Here in South Eastern Ontario we have a powerful tale to tell, collectively and uniquely separate from the rest of the province. Mackenzie explains, “With an increased interest in where our food comes from and how it is grown and raised, agritourism enables farmers to diversify on-farm revenue while also providing consumers with a connection to the land and learning. Host communities need to consider what policies and land use regulations may need to be revisited and evolve in order to enable this type of development to take on prime agricultural land.” And equally, Lori McIssac is promoting AgriTourism through grants and outreach programs to assist the farmer, small business and tourism operator to build this diversity into their business plan: “The interest has never been more in demand than now and RTO 9 is working with farms throughout the region to help bring new and exciting experiences to visitors looking for an outdoor experience that offers an opportunity to experience nature at its productive best!”
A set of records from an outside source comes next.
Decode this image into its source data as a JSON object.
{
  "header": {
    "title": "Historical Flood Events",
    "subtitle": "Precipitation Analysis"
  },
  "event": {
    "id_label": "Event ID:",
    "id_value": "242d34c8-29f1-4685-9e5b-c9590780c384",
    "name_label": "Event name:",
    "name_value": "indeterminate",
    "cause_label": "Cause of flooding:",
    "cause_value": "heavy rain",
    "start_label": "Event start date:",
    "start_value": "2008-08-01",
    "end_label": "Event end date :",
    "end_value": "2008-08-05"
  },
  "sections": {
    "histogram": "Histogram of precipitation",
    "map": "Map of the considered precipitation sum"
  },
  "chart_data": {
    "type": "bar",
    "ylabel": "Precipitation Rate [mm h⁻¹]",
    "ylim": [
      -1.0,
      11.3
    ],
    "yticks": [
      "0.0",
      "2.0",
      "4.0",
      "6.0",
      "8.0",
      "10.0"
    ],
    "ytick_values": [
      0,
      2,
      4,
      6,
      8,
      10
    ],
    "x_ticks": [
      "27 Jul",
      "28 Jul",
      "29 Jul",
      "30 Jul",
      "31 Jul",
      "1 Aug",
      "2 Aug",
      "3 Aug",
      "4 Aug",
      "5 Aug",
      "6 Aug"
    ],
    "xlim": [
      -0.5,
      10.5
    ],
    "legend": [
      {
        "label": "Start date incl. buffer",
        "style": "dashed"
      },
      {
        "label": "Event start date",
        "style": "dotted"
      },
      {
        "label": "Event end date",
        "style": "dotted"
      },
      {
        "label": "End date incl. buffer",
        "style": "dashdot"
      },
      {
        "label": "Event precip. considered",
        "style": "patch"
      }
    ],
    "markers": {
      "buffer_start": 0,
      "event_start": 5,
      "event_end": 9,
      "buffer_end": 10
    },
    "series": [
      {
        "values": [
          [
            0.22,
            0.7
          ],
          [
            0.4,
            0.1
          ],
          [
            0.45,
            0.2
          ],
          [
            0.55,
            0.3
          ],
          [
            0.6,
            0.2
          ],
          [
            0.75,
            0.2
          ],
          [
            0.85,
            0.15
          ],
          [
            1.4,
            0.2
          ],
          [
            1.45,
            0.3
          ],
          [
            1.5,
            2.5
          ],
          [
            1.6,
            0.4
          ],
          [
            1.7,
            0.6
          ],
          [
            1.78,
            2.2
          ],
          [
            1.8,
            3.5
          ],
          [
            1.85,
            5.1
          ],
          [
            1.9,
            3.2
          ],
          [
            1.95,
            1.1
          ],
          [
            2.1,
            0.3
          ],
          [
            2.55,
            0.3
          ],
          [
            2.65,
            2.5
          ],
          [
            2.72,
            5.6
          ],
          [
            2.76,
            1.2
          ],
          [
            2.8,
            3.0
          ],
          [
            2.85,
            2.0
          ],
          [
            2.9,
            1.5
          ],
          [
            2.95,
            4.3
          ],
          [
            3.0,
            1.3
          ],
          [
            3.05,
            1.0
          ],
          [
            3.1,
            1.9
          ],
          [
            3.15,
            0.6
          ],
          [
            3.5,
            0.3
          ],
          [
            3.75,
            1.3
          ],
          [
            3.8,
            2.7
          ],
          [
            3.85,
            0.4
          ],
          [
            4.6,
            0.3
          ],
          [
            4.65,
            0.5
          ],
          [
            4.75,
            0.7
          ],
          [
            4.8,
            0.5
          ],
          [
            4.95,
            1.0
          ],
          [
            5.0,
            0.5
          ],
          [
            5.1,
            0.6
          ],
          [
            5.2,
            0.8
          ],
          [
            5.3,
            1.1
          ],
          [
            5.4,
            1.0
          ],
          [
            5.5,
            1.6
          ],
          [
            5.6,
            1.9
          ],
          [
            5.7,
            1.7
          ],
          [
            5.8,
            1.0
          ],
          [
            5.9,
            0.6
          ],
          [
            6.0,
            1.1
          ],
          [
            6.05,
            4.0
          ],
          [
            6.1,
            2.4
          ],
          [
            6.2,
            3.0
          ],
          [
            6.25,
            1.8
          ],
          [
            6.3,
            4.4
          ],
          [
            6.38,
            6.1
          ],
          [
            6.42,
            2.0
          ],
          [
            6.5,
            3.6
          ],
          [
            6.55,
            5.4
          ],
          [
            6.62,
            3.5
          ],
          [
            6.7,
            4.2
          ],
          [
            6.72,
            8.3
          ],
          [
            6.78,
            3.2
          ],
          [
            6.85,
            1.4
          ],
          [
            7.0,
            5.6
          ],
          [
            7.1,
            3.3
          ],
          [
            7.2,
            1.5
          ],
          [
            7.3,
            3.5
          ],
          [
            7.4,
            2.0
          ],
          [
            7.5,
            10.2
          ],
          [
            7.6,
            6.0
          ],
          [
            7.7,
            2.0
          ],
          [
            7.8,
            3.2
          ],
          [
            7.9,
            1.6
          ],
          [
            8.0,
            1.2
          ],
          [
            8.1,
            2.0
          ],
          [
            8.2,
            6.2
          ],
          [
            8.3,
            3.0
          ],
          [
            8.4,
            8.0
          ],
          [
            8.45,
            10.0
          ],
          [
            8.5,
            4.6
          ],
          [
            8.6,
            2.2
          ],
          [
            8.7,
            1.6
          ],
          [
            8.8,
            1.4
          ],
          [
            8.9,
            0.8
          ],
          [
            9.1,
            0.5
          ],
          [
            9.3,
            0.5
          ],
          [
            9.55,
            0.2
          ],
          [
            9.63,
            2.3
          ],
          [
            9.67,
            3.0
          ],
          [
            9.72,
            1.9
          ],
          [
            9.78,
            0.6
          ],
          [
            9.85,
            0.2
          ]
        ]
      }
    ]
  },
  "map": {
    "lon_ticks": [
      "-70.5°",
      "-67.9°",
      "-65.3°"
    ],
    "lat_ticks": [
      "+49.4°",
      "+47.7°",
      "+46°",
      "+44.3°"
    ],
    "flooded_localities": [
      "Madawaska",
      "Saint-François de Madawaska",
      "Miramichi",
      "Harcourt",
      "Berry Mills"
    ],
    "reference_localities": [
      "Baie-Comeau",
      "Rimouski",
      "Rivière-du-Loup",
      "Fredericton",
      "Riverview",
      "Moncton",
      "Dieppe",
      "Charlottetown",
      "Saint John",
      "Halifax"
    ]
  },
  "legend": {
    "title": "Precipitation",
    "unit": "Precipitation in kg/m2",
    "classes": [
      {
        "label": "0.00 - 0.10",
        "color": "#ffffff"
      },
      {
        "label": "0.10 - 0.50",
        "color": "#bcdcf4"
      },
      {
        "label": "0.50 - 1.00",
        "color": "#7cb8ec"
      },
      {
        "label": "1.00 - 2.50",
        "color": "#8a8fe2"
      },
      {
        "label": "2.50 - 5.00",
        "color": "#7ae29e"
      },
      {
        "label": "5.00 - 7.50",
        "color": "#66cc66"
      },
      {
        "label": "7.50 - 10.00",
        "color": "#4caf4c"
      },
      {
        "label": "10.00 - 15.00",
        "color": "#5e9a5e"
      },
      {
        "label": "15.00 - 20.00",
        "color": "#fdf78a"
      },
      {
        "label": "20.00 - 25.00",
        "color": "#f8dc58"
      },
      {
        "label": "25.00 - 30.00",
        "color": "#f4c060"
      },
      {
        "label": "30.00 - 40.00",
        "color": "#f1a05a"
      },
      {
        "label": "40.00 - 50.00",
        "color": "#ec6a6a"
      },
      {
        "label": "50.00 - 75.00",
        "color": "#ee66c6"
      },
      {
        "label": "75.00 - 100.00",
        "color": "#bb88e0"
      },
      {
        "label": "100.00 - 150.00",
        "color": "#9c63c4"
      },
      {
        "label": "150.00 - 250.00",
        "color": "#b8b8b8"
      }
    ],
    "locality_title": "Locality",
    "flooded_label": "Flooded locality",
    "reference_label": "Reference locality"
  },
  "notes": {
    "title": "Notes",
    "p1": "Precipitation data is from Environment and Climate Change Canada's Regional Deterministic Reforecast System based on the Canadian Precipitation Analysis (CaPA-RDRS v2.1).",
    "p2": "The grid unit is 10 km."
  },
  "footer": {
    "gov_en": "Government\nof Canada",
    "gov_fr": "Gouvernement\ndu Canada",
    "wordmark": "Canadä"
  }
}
We need to focus our energies now more than ever to promote AgriTourism and all of its benefits to a rural community, not just to the tourist but to the politicians at all levels of government. Just as our ancestors raised the barns, we can raise awareness that we need AgriTourism to function and be incorporated into the allowed uses of Agriculture and Rural land. We need the CRA to accept that revenue streams generated by AgriTourism are included as Farm Income and the Ontario Province’s $7000 gross farm income threshold – as you cannot have an AgriTourism operation in a Toronto backyard! And when we all, both conventional and organic, both small and large farms rally together we will build a community that will welcome everyone as their home away from home. The alternative is that we will miss the exciting opportunity in 2021 to share the beauty of South Eastern Ontario with our fellow Ontarians and in the future, the international tourist will just drive past us on the Highway 401. And so just as we hope for the best weather this spring for planting, let’s hope that we galvanize around AgriTourism to share our agricultural region with anyone seeking to fall in love with food, farming and our main streets across RTO9.